Olmos grew up in LA and has been heavily involved in gang prevention work there.  He has addressed the United Nations on reconciliation.  He spent 20 days in jail for protesting the bombing the island of Vieques, Puerto Rico. He co-founded a Latino literacy foundation.

Earlier in the day he gave a talk at Milner Library, and both before and after the show he was in the main atrium meeting people – including Diane whom he gave an air-kiss which she appeared to enjoy very much.  I shook his hand and thanked him for coming to ISU.

Geez, I wish you could have been there; what a wonderful evening we had.

NOTES:

Categories: Uncategorized
  1. April 25, 2011 at 23:29 | #1

    I’ve heard he is an engaging speaker, so I’m not too surprised by this. Anyone who would make a film like Stand And Deliver would almost have to be.

    He’s right about our origins, too. It sometimes seems funny to say that I’m part Irish and part German, since both people probably originated from the same part of Eurasia at one time or another. We all came from Africa, probably descended from a few thousand people back there in the distant past. In that context, all the talk about being Irish, Chicano, African, or whatever, just seems like a minor distinction.

  2. Chas, PE SE
    April 26, 2011 at 12:11 | #2

    Whenever I have to fill out a fsorm that asks for my race, I click “Other” and write in “Human”. I tried to do this on my daughter’s birth certificate, but the hospital wouldn’t let me.

  3. dof
    April 26, 2011 at 14:18 | #3

    I wonder how we can ever break out of that definitional cage.
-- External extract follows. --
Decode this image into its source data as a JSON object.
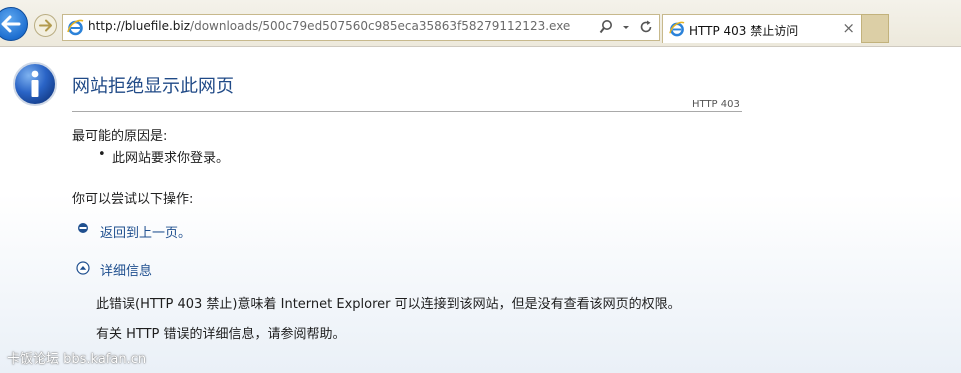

Race is not a scientifically valid concept; the hospital was using it as a kind of political shorthand. Perhaps, because they were required to by an anti-discrimination law, which makes escaping the model problematic.

Comments are closed.